Read through the lines below for the string "subject" and copy each one that has it.

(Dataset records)
++++++++++

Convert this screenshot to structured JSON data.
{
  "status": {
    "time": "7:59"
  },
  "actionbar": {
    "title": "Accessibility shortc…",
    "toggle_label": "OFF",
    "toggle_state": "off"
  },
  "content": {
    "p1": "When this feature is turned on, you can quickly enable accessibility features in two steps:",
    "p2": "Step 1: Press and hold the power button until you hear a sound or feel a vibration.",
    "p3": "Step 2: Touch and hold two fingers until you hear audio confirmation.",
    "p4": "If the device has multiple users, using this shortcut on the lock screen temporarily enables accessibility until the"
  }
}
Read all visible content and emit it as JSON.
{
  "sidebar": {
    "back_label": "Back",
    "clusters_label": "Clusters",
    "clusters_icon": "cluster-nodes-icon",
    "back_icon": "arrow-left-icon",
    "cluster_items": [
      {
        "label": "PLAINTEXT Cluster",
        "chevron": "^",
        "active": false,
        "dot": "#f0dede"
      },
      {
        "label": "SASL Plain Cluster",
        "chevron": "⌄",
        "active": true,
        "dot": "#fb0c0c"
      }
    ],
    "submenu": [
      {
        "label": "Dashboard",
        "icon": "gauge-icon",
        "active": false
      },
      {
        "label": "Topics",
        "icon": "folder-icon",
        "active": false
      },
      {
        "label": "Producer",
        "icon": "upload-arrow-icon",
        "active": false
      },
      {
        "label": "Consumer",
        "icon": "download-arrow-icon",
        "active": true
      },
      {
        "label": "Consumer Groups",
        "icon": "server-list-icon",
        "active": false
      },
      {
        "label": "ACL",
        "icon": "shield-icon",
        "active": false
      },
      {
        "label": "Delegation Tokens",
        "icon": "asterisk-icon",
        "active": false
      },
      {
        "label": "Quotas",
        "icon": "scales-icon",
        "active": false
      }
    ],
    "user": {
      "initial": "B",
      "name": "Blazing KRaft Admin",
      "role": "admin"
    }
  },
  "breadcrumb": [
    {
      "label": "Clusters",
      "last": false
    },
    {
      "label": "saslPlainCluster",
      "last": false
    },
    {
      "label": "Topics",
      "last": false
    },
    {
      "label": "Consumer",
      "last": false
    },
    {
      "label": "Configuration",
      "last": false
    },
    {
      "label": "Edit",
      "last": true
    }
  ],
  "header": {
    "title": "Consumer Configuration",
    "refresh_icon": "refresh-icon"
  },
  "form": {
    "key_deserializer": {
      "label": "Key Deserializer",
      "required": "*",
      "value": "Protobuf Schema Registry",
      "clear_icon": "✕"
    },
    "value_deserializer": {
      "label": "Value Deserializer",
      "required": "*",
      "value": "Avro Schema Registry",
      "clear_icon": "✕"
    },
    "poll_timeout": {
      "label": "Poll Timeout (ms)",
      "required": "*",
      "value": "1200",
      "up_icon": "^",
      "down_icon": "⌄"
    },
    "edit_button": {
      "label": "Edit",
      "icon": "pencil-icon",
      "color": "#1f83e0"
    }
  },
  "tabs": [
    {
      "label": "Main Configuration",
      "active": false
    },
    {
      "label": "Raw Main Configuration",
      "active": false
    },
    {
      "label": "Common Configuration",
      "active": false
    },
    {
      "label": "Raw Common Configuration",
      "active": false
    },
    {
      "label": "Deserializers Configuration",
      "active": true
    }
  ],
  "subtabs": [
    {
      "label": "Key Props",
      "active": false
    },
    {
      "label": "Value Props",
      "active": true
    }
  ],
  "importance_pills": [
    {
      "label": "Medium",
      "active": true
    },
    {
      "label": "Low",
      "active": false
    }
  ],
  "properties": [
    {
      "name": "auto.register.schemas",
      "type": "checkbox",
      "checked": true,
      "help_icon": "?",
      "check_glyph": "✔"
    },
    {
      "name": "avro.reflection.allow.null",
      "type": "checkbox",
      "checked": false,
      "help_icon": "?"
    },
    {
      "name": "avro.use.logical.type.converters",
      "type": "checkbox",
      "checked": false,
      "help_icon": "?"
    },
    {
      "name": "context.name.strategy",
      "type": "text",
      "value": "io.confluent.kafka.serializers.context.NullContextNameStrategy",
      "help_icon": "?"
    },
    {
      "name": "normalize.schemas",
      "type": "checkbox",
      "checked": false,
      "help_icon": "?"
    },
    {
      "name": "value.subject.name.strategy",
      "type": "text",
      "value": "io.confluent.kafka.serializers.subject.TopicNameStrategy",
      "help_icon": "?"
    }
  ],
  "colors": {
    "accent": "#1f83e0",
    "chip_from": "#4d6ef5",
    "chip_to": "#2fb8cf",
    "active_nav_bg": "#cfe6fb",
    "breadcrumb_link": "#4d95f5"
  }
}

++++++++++

Task output
      "name": "value.subject.name.strategy",
      "value": "io.confluent.kafka.serializers.subject.TopicNameStrategy",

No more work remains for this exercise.